Recent weeks have seen a wide-ranging set of attacks on civil servants; but while the media outlets that convey these criticisms enjoy knitting every complaint together into a neat depiction of the civil service as bloated, obstructive and inept, there are actually three sets of criticisms here, made by intersecting groups with distinct objectives.
Some ministers portray Whitehall as wasteful, with the aim of winning support for cuts to salaries, pensions, jobs and, now, terms & conditions. Another group of politicians, railing against the slow pace of delivery and the constraints presented to them by officials, believe that their policies would work out fine if only civil servants could be forced to obey them. And a third group – including many civil servants as well as politicians – complain that Whitehall lacks the skills and capabilities to deliver policies effectively. Unfortunately, the assaults mounted by the first two cohorts – the first rooted in hard political calculations, the second in frustration and a misunderstanding of the civil service’s role – are undermining the efforts of the third group.
Sensible leaders know that, to reform and improve delivery skills, they must first engage the workforce with the task. In 2006 Tory HQ recognised this, and the party’s Public Services Improvement Policy Group criticised Labour ministers for attacking public servants: “A private corporation which publicly shamed its employees in the way that government has done in recent years would not long survive,” it said. Yet now Tories launch indiscriminate broadsides that risk creating a mood of sullen recalcitrance.
As scrutiny of the West Coast Mainline debacle reveals (see news feature), parts of the civil service do urgently need to improve in areas such as management and procurement. But it’s clear that the cuts have seriously weakened the DfT’s abilities here – not only because a hasty reorganisation weakened continuity of leadership and sucked away essential skills, but also because the Cabinet Office’ spending controls ruled out the high professional salaries or external advice that might have filled those gaps.
Here, the spending controls have proved an overly blunt instrument (see news article). Essential at first to force officials to question every budget line, they are nonetheless a constraint on the civil service’s ability to do its job. Ultimately, the best tools to catalyse deeper civil service reform are the efforts of departmental managers, staff engagement, and the empowerment of top leaders – none of which can be mandated by central diktat. There is substantial support for reform inside Whitehall, and most changes – those designed to cut spending as well as to build capabilities – would be far easier to implement if civil servants were engaged rather than bludgeoned.

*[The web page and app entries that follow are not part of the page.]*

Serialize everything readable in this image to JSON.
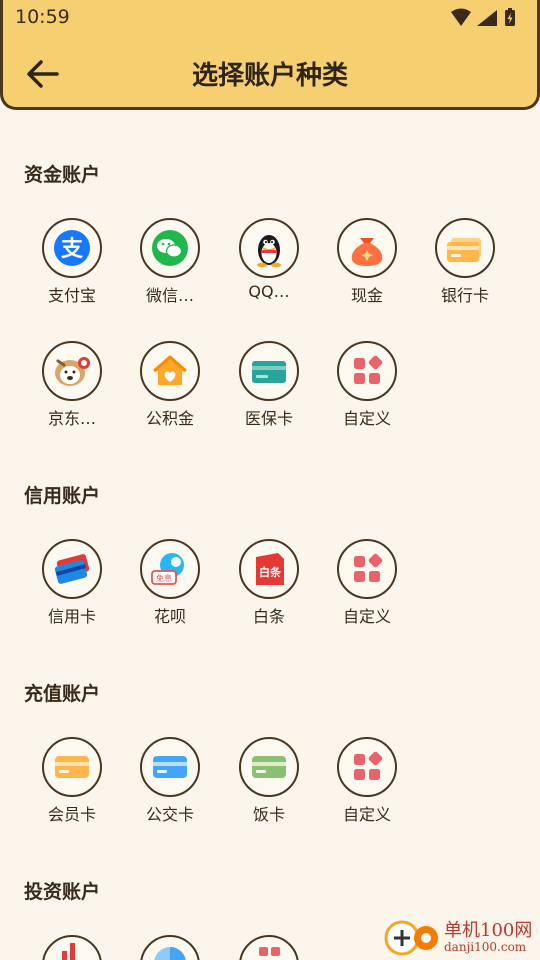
{
  "status": {
    "time": "10:59"
  },
  "header": {
    "title": "选择账户种类"
  },
  "sections": [
    {
      "title": "资金账户",
      "items": [
        {
          "label": "支付宝",
          "icon": "alipay-icon"
        },
        {
          "label": "微信…",
          "icon": "wechat-icon"
        },
        {
          "label": "QQ…",
          "icon": "qq-icon"
        },
        {
          "label": "现金",
          "icon": "cash-bag-icon"
        },
        {
          "label": "银行卡",
          "icon": "bank-card-icon"
        },
        {
          "label": "京东…",
          "icon": "jd-icon"
        },
        {
          "label": "公积金",
          "icon": "house-fund-icon"
        },
        {
          "label": "医保卡",
          "icon": "medical-card-icon"
        },
        {
          "label": "自定义",
          "icon": "custom-grid-icon"
        }
      ]
    },
    {
      "title": "信用账户",
      "items": [
        {
          "label": "信用卡",
          "icon": "credit-card-icon"
        },
        {
          "label": "花呗",
          "icon": "huabei-icon"
        },
        {
          "label": "白条",
          "icon": "baitiao-icon"
        },
        {
          "label": "自定义",
          "icon": "custom-grid-icon"
        }
      ]
    },
    {
      "title": "充值账户",
      "items": [
        {
          "label": "会员卡",
          "icon": "member-card-icon"
        },
        {
          "label": "公交卡",
          "icon": "bus-card-icon"
        },
        {
          "label": "饭卡",
          "icon": "meal-card-icon"
        },
        {
          "label": "自定义",
          "icon": "custom-grid-icon"
        }
      ]
    },
    {
      "title": "投资账户",
      "items": [
        {
          "label": "",
          "icon": "stock-chart-icon"
        },
        {
          "label": "",
          "icon": "fund-pie-icon"
        },
        {
          "label": "",
          "icon": "investment-icon"
        }
      ]
    }
  ],
  "watermark": {
    "line1": "单机100网",
    "line2": "danji100.com"
  },
  "colors": {
    "header": "#f6d070",
    "background": "#fbf5ec",
    "border": "#4a3620",
    "custom_icon": "#e9636a"
  }
}
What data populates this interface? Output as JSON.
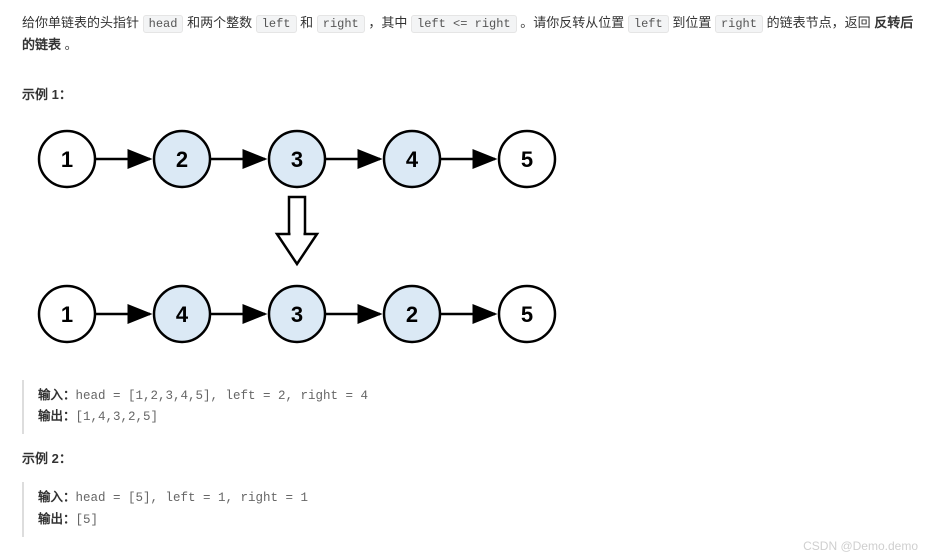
{
  "description": {
    "t1": "给你单链表的头指针 ",
    "c1": "head",
    "t2": " 和两个整数 ",
    "c2": "left",
    "t3": " 和 ",
    "c3": "right",
    "t4": " ，其中 ",
    "c4": "left <= right",
    "t5": " 。请你反转从位置 ",
    "c5": "left",
    "t6": " 到位置 ",
    "c6": "right",
    "t7": " 的链表节点，返回 ",
    "bold": "反转后的链表",
    "t8": " 。"
  },
  "example1": {
    "title": "示例 1：",
    "input_label": "输入：",
    "input_value": "head = [1,2,3,4,5], left = 2, right = 4",
    "output_label": "输出：",
    "output_value": "[1,4,3,2,5]"
  },
  "example2": {
    "title": "示例 2：",
    "input_label": "输入：",
    "input_value": "head = [5], left = 1, right = 1",
    "output_label": "输出：",
    "output_value": "[5]"
  },
  "diagram": {
    "top_nodes": [
      "1",
      "2",
      "3",
      "4",
      "5"
    ],
    "bottom_nodes": [
      "1",
      "4",
      "3",
      "2",
      "5"
    ],
    "highlight_color": "#dbe9f5",
    "plain_color": "#ffffff"
  },
  "watermark": "CSDN @Demo.demo",
  "chart_data": {
    "type": "table",
    "description": "Linked list reversal diagram",
    "before": [
      1,
      2,
      3,
      4,
      5
    ],
    "after": [
      1,
      4,
      3,
      2,
      5
    ],
    "highlighted_indices": [
      1,
      2,
      3
    ]
  }
}
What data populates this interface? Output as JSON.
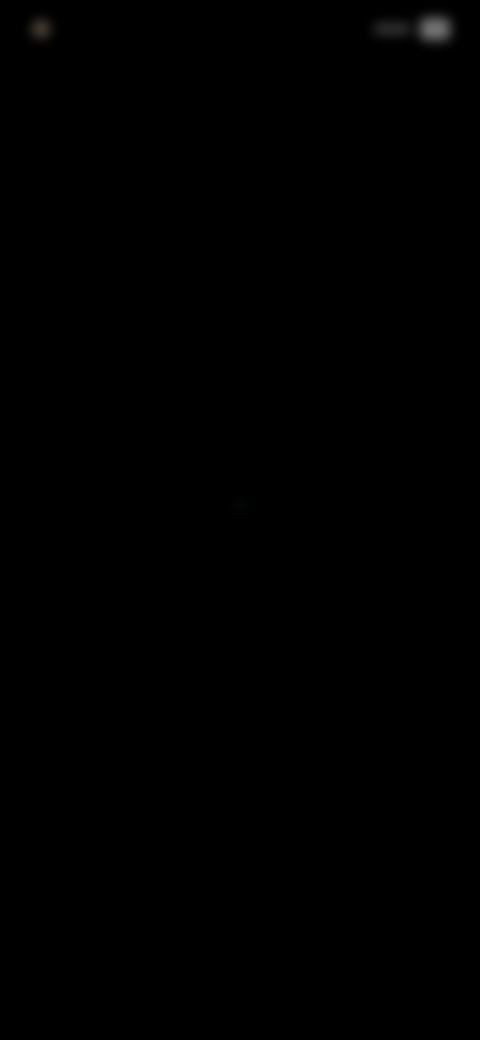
{
  "status_bar": {
    "time": "",
    "left_icon": "notification-dot-icon",
    "signal_icon": "signal-icon",
    "battery_icon": "battery-icon"
  },
  "center": {
    "message": "",
    "link_prefix": "",
    "link_action": "",
    "link_suffix": ""
  },
  "colors": {
    "background": "#000000",
    "accent": "#1f6e3c",
    "muted_text": "#6e6e6e",
    "link_text": "#b4b4b4"
  }
}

That leaves the third debate – and the constitutional issues around civil service accountability should be discussed quite separately, for there’s no reason to think that giving ministers more power in Whitehall would help cut civil service costs or improve capabilities. This, ultimately, would be a debate about which group is more trusted: civil servants, or politicians. And in CSW’s more cynical moments, the thought occurs that maybe that fact explains why some of those who want to tighten accountability seem so keen to conflate these three distinct issues in the first place.
Matt Ross, editor. firstname.lastname@example.org